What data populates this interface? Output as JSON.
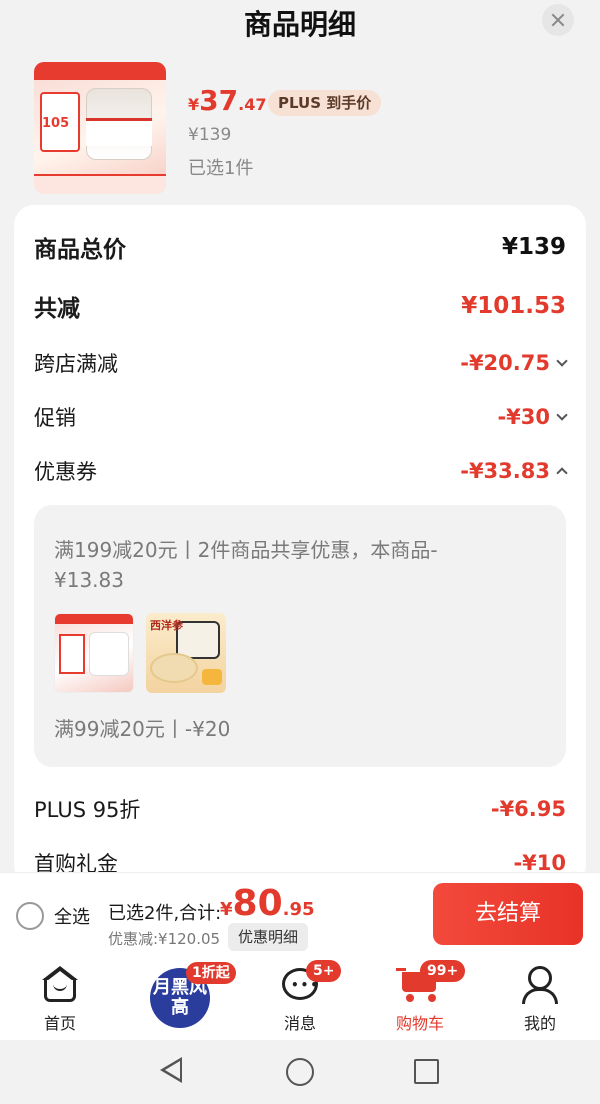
{
  "header": {
    "title": "商品明细"
  },
  "product": {
    "thumb_price_text": "105",
    "price_yen": "¥",
    "price_int": "37",
    "price_dec": ".47",
    "plus_tag": "PLUS 到手价",
    "original_price": "¥139",
    "selected_count": "已选1件"
  },
  "breakdown": {
    "total": {
      "label": "商品总价",
      "value": "¥139"
    },
    "reduction": {
      "label": "共减",
      "value": "¥101.53"
    },
    "cross_store": {
      "label": "跨店满减",
      "value": "-¥20.75"
    },
    "promotion": {
      "label": "促销",
      "value": "-¥30"
    },
    "coupon": {
      "label": "优惠券",
      "value": "-¥33.83"
    },
    "plus_discount": {
      "label": "PLUS 95折",
      "value": "-¥6.95"
    },
    "first_purchase": {
      "label": "首购礼金",
      "value": "-¥10"
    }
  },
  "coupon_detail": {
    "line1": "满199减20元丨2件商品共享优惠，本商品-¥13.83",
    "line2": "满99减20元丨-¥20",
    "thumb2_tag": "西洋参"
  },
  "checkout": {
    "select_all": "全选",
    "total_label": "已选2件,合计:",
    "total_yen": "¥",
    "total_int": "80",
    "total_dec": ".95",
    "saved": "优惠减:¥120.05",
    "detail_button": "优惠明细",
    "checkout_button": "去结算"
  },
  "tabbar": {
    "home": "首页",
    "promo_text": "月黑风高",
    "promo_badge": "1折起",
    "messages": "消息",
    "messages_badge": "5+",
    "cart": "购物车",
    "cart_badge": "99+",
    "me": "我的",
    "active_color": "#e23a2d"
  },
  "colors": {
    "accent": "#e23a2d",
    "checkout_button": "#e83228",
    "background": "#f2f2f2"
  }
}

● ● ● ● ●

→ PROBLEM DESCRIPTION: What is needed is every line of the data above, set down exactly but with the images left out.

→ FINAL ANSWER:
What data populates this interface? Output as JSON.
{
  "header": {
    "title": "商品明细"
  },
  "product": {
    "thumb_price_text": "105",
    "price_yen": "¥",
    "price_int": "37",
    "price_dec": ".47",
    "plus_tag": "PLUS 到手价",
    "original_price": "¥139",
    "selected_count": "已选1件"
  },
  "breakdown": {
    "total": {
      "label": "商品总价",
      "value": "¥139"
    },
    "reduction": {
      "label": "共减",
      "value": "¥101.53"
    },
    "cross_store": {
      "label": "跨店满减",
      "value": "-¥20.75"
    },
    "promotion": {
      "label": "促销",
      "value": "-¥30"
    },
    "coupon": {
      "label": "优惠券",
      "value": "-¥33.83"
    },
    "plus_discount": {
      "label": "PLUS 95折",
      "value": "-¥6.95"
    },
    "first_purchase": {
      "label": "首购礼金",
      "value": "-¥10"
    }
  },
  "coupon_detail": {
    "line1": "满199减20元丨2件商品共享优惠，本商品-¥13.83",
    "line2": "满99减20元丨-¥20",
    "thumb2_tag": "西洋参"
  },
  "checkout": {
    "select_all": "全选",
    "total_label": "已选2件,合计:",
    "total_yen": "¥",
    "total_int": "80",
    "total_dec": ".95",
    "saved": "优惠减:¥120.05",
    "detail_button": "优惠明细",
    "checkout_button": "去结算"
  },
  "tabbar": {
    "home": "首页",
    "promo_text": "月黑风高",
    "promo_badge": "1折起",
    "messages": "消息",
    "messages_badge": "5+",
    "cart": "购物车",
    "cart_badge": "99+",
    "me": "我的",
    "active_color": "#e23a2d"
  },
  "colors": {
    "accent": "#e23a2d",
    "checkout_button": "#e83228",
    "background": "#f2f2f2"
  }
}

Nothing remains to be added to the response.